Provided records:
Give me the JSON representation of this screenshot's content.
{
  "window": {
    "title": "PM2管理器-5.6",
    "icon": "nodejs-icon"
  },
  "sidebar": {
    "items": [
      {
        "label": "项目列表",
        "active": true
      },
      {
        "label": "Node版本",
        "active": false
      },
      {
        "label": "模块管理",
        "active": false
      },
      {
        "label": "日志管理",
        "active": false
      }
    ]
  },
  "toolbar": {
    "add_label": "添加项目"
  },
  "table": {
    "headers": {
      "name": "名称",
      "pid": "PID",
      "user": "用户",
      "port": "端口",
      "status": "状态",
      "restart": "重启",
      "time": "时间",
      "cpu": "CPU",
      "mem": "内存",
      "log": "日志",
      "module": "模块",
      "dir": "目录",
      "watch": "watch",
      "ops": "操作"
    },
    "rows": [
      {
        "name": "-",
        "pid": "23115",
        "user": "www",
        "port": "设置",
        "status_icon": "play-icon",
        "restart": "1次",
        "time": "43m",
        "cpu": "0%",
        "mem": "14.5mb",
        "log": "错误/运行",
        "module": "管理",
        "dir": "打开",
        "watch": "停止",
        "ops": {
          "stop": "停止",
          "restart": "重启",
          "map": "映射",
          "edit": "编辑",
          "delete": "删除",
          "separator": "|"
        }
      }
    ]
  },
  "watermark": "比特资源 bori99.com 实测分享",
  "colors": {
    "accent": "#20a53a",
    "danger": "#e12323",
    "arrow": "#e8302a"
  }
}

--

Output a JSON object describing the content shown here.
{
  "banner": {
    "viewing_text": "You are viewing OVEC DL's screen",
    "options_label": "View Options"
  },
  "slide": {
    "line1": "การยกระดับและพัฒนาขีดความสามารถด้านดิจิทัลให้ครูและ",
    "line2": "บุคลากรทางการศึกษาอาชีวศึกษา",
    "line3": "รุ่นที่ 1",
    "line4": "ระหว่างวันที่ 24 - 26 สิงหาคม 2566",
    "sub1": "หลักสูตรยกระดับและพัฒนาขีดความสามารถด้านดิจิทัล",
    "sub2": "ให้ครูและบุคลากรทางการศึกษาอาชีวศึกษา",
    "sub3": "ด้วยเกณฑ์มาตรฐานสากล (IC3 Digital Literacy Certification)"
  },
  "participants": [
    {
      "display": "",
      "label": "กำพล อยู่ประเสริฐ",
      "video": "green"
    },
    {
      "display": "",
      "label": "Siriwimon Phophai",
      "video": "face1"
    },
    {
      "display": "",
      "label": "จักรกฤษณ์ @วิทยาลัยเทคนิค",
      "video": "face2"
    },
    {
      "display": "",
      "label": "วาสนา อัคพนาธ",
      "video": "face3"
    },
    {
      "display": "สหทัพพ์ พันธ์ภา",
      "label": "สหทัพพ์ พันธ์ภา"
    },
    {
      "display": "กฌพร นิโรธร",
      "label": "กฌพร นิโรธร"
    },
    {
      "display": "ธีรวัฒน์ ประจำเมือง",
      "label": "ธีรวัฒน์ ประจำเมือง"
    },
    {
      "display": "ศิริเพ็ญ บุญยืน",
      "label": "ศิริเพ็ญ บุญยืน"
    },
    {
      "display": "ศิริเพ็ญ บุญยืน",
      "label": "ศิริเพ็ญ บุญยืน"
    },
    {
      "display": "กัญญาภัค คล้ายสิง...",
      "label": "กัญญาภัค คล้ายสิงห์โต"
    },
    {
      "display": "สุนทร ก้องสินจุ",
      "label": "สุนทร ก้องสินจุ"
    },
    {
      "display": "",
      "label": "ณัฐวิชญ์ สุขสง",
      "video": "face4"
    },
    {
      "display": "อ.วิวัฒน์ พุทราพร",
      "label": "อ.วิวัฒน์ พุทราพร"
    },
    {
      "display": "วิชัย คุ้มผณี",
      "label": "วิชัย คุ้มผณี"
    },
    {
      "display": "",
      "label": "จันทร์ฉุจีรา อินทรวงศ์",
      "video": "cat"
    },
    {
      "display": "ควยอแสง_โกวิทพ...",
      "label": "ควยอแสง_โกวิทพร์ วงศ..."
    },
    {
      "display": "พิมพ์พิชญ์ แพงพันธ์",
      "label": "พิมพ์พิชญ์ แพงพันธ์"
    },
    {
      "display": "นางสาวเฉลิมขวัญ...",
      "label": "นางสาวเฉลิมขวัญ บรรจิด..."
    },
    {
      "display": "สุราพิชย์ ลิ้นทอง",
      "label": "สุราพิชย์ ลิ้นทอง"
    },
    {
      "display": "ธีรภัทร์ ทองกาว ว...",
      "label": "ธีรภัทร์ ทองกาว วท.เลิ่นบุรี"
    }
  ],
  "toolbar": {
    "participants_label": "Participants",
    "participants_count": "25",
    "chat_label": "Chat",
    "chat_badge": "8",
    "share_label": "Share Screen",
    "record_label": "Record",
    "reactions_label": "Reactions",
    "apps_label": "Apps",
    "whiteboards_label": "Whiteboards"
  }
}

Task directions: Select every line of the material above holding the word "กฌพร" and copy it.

Solved exercise:
      "display": "กฌพร นิโรธร",
      "label": "กฌพร นิโรธร"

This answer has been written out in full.